There has been a lot about the 2014 Texas Rangers’ season that has been tough to put into words, and not necessarily in a good way.
But an isolated moment, buried in the midst of an 8-3 loss, falls on the other end of the spectrum for rookie outfielder Jake Smolinski, whose first major league hit was an RBI double to left field in the bottom of the seventh inning Tuesday.
“It’s kind of indescribable unless you experience it,” Smolinski said.
Maybe at a loss for words on how to elucidate the emotions of the once-in-a-lifetime experience, Smolinski won’t be without a fond memory.
“One of the guys told me it’s something I’ll always have and always remember,” Smolinski said. “It’s a great feeling and a great experience.”
If Smolinski’s manager, who proudly emerged from the dugout to collect the ball that found its way down the left field line for two bases and a run, is any example, it’s true that the memory sticks.
“It makes you think about your time when you first got to the big leagues,” Ron Washington said, before recalling his first major league hit against Dave Freisleben in the first inning of a September 12 game against the Padres in 1977.
Oddly enough, Washington’s first hit at Triple A also came against Freisleben.
Smolinski isn’t quite sure what exactly the future holds for the ball used for his first big league base knock. He said he plans to get it written on with the date and the details of the event, and it will go somewhere in his house back home.
In the ninth inning Tuesday, Smolinski would record his second hit. He has made a strong first impression on his first big league manager. That first impression, however, didn’t come without some jesting from the veteran skipper.
“I really joked with him and said if he can’t come up here and act like he was acting while he was at Triple A, I was going to send him back to Round Rock,” Washington said with a smile Wednesday.
Smolinski said the message to be taken from Washington’s banter was simple: don’t put any extra pressure on yourself.
“He laughed. He seemed to be loose, haircut and all,” Wash said of Smolinski, who wears a quasi-mohawk under his sharp new cap with the bold “T” insignia of the major league club.
The 25-year-old rookie struck out in his first MLB at-bat and was 0-for-4 before his two late hits Tuesday night.
“It’s no different, if they throw the ball over the plate, hit it,” Washington said. “Everybody’s going to strike out, everybody’s going to chase pitches. I just don’t want him to get in his own head.”

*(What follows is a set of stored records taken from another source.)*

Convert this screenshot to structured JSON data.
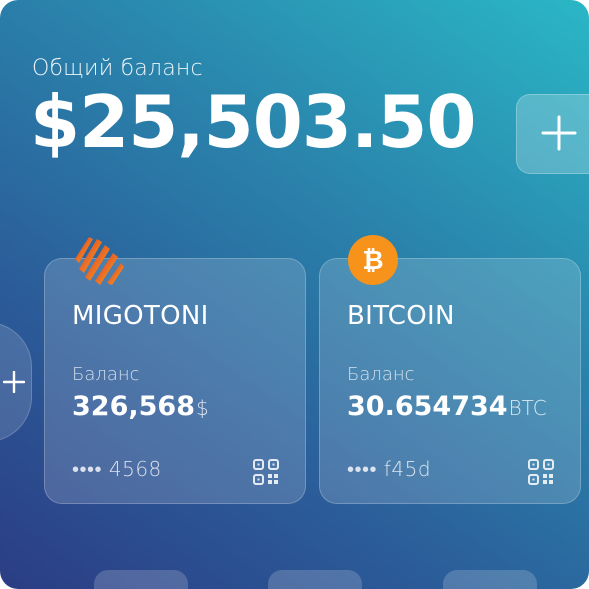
{
  "header": {
    "balance_label": "Общий баланс",
    "balance_amount": "$25,503.50"
  },
  "cards": [
    {
      "title": "MIGOTONI",
      "balance_label": "Баланс",
      "balance_value": "326,568",
      "balance_unit": "$",
      "number_masked": "•••• 4568",
      "logo_icon": "migotoni-logo-icon",
      "logo_colors": [
        "#e02a22",
        "#f7b426"
      ]
    },
    {
      "title": "BITCOIN",
      "balance_label": "Баланс",
      "balance_value": "30.654734",
      "balance_unit": "BTC",
      "number_masked": "•••• f45d",
      "logo_icon": "bitcoin-logo-icon",
      "logo_color": "#f7931a",
      "logo_symbol": "₿"
    }
  ],
  "colors": {
    "background_start": "#2b3d84",
    "background_end": "#2ab7c6"
  }
}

Smolinski is penciled in as the starting right fielder for Wednesday night’s game, after starting in left field Tuesday. Washington said the young outfielder will see time at both corner outfield spots, as well as designated hitter.
“He’s replacing Michael Choice, so I’m going to use him like I used Michael Choice,” Wash said. “He’s a very good outfielder, he can run a little bit.”
Choice appeared in 24 of the Rangers’ last 31 games before he was optioned to Triple-A Round Rock, starting 22 of them.
Smolinski, who started this season at Double-A Frisco and played a brief stint with Round Rock, said he’s not changing his approach at this level. Rather, he’s enjoying the experience one day at a time.
And his success could be a bright spot in dark times for the 2014 Rangers who are fighting to stay out of the cellar of the AL West.